Task goal | This task calls for the complete listing below, reproduced exactly.
===== Data =====
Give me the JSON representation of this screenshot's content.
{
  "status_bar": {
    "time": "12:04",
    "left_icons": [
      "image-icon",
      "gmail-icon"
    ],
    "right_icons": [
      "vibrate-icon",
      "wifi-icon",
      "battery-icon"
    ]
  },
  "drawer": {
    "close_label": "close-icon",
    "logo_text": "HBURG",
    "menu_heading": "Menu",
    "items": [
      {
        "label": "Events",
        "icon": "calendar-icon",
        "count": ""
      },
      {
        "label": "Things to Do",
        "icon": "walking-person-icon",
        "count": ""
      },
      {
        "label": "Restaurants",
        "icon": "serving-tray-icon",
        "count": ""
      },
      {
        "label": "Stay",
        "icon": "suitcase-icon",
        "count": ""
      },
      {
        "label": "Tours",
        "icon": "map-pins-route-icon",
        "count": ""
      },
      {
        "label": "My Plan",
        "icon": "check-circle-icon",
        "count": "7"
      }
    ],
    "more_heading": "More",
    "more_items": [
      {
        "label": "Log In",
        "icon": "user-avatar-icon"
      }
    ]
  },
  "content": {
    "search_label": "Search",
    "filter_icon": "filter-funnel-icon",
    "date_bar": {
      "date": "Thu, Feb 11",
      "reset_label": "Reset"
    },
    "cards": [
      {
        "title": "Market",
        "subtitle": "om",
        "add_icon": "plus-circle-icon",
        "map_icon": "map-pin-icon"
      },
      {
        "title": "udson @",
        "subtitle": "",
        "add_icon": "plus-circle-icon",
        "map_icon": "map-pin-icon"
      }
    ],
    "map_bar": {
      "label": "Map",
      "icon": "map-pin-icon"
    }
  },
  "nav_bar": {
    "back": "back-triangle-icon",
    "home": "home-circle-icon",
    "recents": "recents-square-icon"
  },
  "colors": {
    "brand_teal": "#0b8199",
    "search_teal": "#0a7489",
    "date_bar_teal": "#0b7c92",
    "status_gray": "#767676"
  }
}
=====
Answer to the problem |
Give me the JSON representation of this screenshot's content.
{
  "status_bar": {
    "time": "12:04",
    "left_icons": [
      "image-icon",
      "gmail-icon"
    ],
    "right_icons": [
      "vibrate-icon",
      "wifi-icon",
      "battery-icon"
    ]
  },
  "drawer": {
    "close_label": "close-icon",
    "logo_text": "HBURG",
    "menu_heading": "Menu",
    "items": [
      {
        "label": "Events",
        "icon": "calendar-icon",
        "count": ""
      },
      {
        "label": "Things to Do",
        "icon": "walking-person-icon",
        "count": ""
      },
      {
        "label": "Restaurants",
        "icon": "serving-tray-icon",
        "count": ""
      },
      {
        "label": "Stay",
        "icon": "suitcase-icon",
        "count": ""
      },
      {
        "label": "Tours",
        "icon": "map-pins-route-icon",
        "count": ""
      },
      {
        "label": "My Plan",
        "icon": "check-circle-icon",
        "count": "7"
      }
    ],
    "more_heading": "More",
    "more_items": [
      {
        "label": "Log In",
        "icon": "user-avatar-icon"
      }
    ]
  },
  "content": {
    "search_label": "Search",
    "filter_icon": "filter-funnel-icon",
    "date_bar": {
      "date": "Thu, Feb 11",
      "reset_label": "Reset"
    },
    "cards": [
      {
        "title": "Market",
        "subtitle": "om",
        "add_icon": "plus-circle-icon",
        "map_icon": "map-pin-icon"
      },
      {
        "title": "udson @",
        "subtitle": "",
        "add_icon": "plus-circle-icon",
        "map_icon": "map-pin-icon"
      }
    ],
    "map_bar": {
      "label": "Map",
      "icon": "map-pin-icon"
    }
  },
  "nav_bar": {
    "back": "back-triangle-icon",
    "home": "home-circle-icon",
    "recents": "recents-square-icon"
  },
  "colors": {
    "brand_teal": "#0b8199",
    "search_teal": "#0a7489",
    "date_bar_teal": "#0b7c92",
    "status_gray": "#767676"
  }
}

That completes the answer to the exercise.